an experimental design used with prelinguistic infants that tracks their eye movements when they are presented with verbal stimuli
principle of contrast
children's assumption that no two words have the same meaning. Hence they assume that a new word will ot refer to something for which they already have a name
principle of mutual exclusitivity
a cognitive bias shown by yound children, who typically avoid labeling anything at more than one level of generality; hence, they may refer to their pet as a dog, but not also as an animal
principles
rules or maxims. Basic tenets of a theory
probabilistic concept
a concept that is characterized by a variab le set of criteria, unlike a classical concept. For instance bird is a probabilistic concept, because no criterion defines it exclusively: a creature need not fly or have a beak or feathers to qualify as a bird.
productivity
refereing to the regular forms of a language that are used in the formation of new words, regular plural endings, for instance.
prototypes
an instance of a category that best exemplifies it: e.g., a robin is a prototypeical member of the category bird, because it has all of the important defining features.
referent
the actual things to which a particular word alludes-an actual cat, for instance-as opposed to the meaning of the word, which is a mental construct.
sarcasm
a use of language meant to wound others or convey contempt, often accomplished by the use of exaggerated intonation patterns and ironic devices (e.g. saying thank you SO MUCH to the person who say on your hat and crushed it.
semantic development
the acquisition of words and their many meanings and the development of that knowledge into a complex hierarchical network of associated meanings.
semantic feature
one of the criteria by which a concept is defined and distinguished from other concepts. For instance, + male and + relative are two features of the concept brother.
semantic network
a word and all of the words that are related to it through various hierarchies of meaning.
semantic transparency
obvious meaning. one of the principles children use in making new words: "plant man" for gardener, for instance
set task
a verbal task in which the respondent is required to produce particular types of items; for instance, to name in a short period of time as many items of clothing as possible or words beginning with a particular letter.
shape bias

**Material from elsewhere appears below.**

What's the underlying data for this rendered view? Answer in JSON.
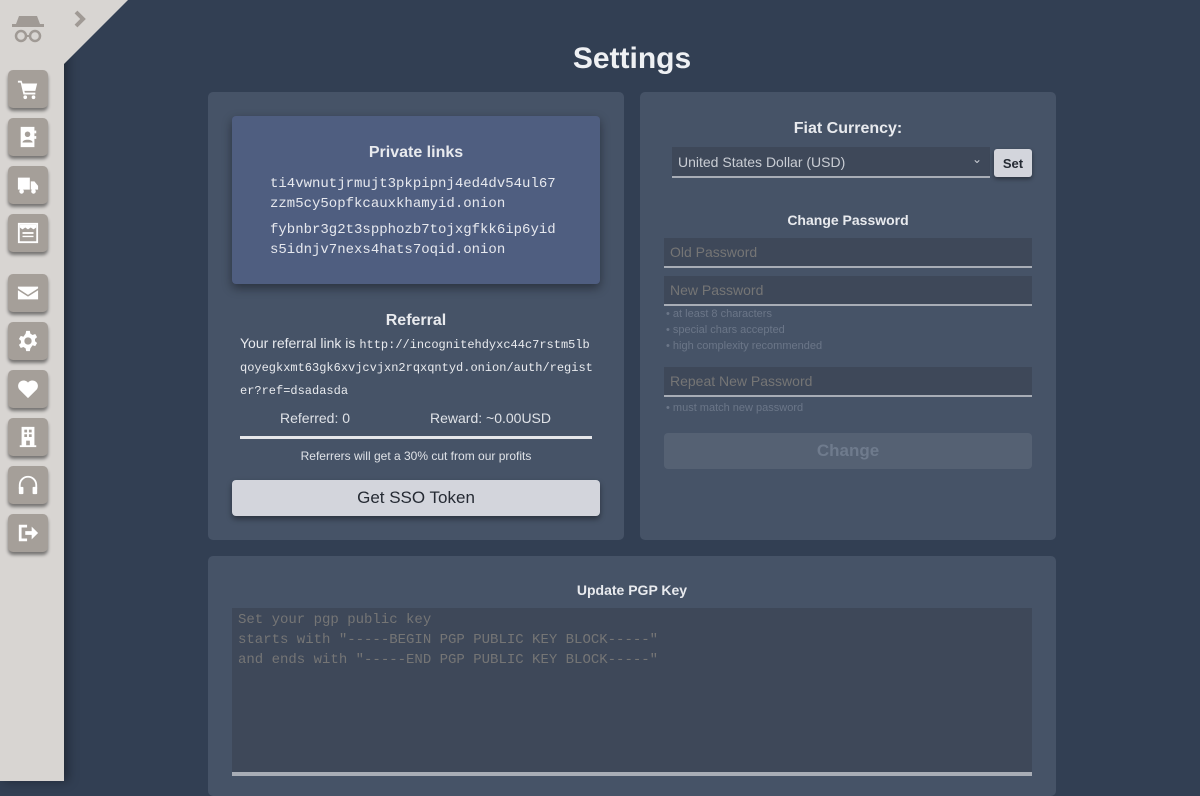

a constraint on early word learning that leads the child to assume that a new word refers to the shape of an object rather than to its color, texture, or other properties
simplicity
one of the principles children follow in creating new words. They extend forms they already know to cover new situations, creating words like bicycler for one who rides a bicycle
syntagmatic-paradigmatic shift
the change-word association patterns seen when children reach the age of about seven; where previously they responded with a word that typically follows in conversations (eat: dinner), after the shift takes place they respond, like adults, with the same part of speech (eat: drink)
taxonomic principle
the assumption that a new word can be extended to members of the same category
underextension
use or understanding of a word that does not include its full range: assuming, for instance that dog refers only to collies
word assoiciations
words that come to mind as a result of hearing other words